#### [WHAT IS REQUIRED]
I'd like every record written out again, exactly as it is.

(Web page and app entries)
*** Begin section ***
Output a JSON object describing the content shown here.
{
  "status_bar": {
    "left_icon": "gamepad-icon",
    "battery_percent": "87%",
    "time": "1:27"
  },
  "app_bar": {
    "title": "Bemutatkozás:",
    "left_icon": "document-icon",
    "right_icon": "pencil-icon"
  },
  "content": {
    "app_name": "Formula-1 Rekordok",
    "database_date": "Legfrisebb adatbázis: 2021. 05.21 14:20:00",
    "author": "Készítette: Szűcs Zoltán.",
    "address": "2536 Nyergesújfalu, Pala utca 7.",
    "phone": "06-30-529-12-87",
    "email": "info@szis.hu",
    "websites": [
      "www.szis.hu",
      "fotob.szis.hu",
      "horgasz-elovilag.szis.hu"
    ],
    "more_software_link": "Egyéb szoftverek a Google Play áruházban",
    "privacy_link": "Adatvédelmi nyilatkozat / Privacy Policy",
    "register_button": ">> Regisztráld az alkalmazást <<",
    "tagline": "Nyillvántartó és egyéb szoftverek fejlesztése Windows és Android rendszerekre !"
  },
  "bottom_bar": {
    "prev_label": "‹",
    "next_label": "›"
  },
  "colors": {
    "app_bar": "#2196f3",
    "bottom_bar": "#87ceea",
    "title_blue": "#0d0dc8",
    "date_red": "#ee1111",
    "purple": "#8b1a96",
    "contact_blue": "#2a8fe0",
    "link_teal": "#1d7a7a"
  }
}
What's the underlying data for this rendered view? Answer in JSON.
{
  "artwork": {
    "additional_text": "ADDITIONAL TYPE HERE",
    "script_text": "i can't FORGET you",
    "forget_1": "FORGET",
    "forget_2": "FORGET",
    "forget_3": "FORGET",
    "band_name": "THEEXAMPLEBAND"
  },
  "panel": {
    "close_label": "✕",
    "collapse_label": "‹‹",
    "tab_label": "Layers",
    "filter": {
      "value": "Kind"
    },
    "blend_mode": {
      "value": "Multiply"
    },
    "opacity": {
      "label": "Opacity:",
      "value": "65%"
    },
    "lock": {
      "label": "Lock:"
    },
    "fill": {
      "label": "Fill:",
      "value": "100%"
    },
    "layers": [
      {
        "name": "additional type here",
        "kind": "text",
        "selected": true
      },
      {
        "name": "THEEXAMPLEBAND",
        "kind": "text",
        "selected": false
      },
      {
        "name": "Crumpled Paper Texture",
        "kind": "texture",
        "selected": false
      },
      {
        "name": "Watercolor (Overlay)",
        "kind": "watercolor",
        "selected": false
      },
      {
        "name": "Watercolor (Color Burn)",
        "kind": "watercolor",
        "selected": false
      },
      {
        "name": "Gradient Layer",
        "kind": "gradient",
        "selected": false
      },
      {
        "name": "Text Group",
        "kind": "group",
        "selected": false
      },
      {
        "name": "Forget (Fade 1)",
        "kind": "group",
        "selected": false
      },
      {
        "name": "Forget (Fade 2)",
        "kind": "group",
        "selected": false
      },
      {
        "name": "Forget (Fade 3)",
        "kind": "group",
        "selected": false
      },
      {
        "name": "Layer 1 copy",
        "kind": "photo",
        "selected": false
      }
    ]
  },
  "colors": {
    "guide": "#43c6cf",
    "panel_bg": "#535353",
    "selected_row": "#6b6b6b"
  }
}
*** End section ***
#### [RESPONSE]
Output a JSON object describing the content shown here.
{
  "status_bar": {
    "left_icon": "gamepad-icon",
    "battery_percent": "87%",
    "time": "1:27"
  },
  "app_bar": {
    "title": "Bemutatkozás:",
    "left_icon": "document-icon",
    "right_icon": "pencil-icon"
  },
  "content": {
    "app_name": "Formula-1 Rekordok",
    "database_date": "Legfrisebb adatbázis: 2021. 05.21 14:20:00",
    "author": "Készítette: Szűcs Zoltán.",
    "address": "2536 Nyergesújfalu, Pala utca 7.",
    "phone": "06-30-529-12-87",
    "email": "info@szis.hu",
    "websites": [
      "www.szis.hu",
      "fotob.szis.hu",
      "horgasz-elovilag.szis.hu"
    ],
    "more_software_link": "Egyéb szoftverek a Google Play áruházban",
    "privacy_link": "Adatvédelmi nyilatkozat / Privacy Policy",
    "register_button": ">> Regisztráld az alkalmazást <<",
    "tagline": "Nyillvántartó és egyéb szoftverek fejlesztése Windows és Android rendszerekre !"
  },
  "bottom_bar": {
    "prev_label": "‹",
    "next_label": "›"
  },
  "colors": {
    "app_bar": "#2196f3",
    "bottom_bar": "#87ceea",
    "title_blue": "#0d0dc8",
    "date_red": "#ee1111",
    "purple": "#8b1a96",
    "contact_blue": "#2a8fe0",
    "link_teal": "#1d7a7a"
  }
}
What's the underlying data for this rendered view? Answer in JSON.
{
  "artwork": {
    "additional_text": "ADDITIONAL TYPE HERE",
    "script_text": "i can't FORGET you",
    "forget_1": "FORGET",
    "forget_2": "FORGET",
    "forget_3": "FORGET",
    "band_name": "THEEXAMPLEBAND"
  },
  "panel": {
    "close_label": "✕",
    "collapse_label": "‹‹",
    "tab_label": "Layers",
    "filter": {
      "value": "Kind"
    },
    "blend_mode": {
      "value": "Multiply"
    },
    "opacity": {
      "label": "Opacity:",
      "value": "65%"
    },
    "lock": {
      "label": "Lock:"
    },
    "fill": {
      "label": "Fill:",
      "value": "100%"
    },
    "layers": [
      {
        "name": "additional type here",
        "kind": "text",
        "selected": true
      },
      {
        "name": "THEEXAMPLEBAND",
        "kind": "text",
        "selected": false
      },
      {
        "name": "Crumpled Paper Texture",
        "kind": "texture",
        "selected": false
      },
      {
        "name": "Watercolor (Overlay)",
        "kind": "watercolor",
        "selected": false
      },
      {
        "name": "Watercolor (Color Burn)",
        "kind": "watercolor",
        "selected": false
      },
      {
        "name": "Gradient Layer",
        "kind": "gradient",
        "selected": false
      },
      {
        "name": "Text Group",
        "kind": "group",
        "selected": false
      },
      {
        "name": "Forget (Fade 1)",
        "kind": "group",
        "selected": false
      },
      {
        "name": "Forget (Fade 2)",
        "kind": "group",
        "selected": false
      },
      {
        "name": "Forget (Fade 3)",
        "kind": "group",
        "selected": false
      },
      {
        "name": "Layer 1 copy",
        "kind": "photo",
        "selected": false
      }
    ]
  },
  "colors": {
    "guide": "#43c6cf",
    "panel_bg": "#535353",
    "selected_row": "#6b6b6b"
  }
}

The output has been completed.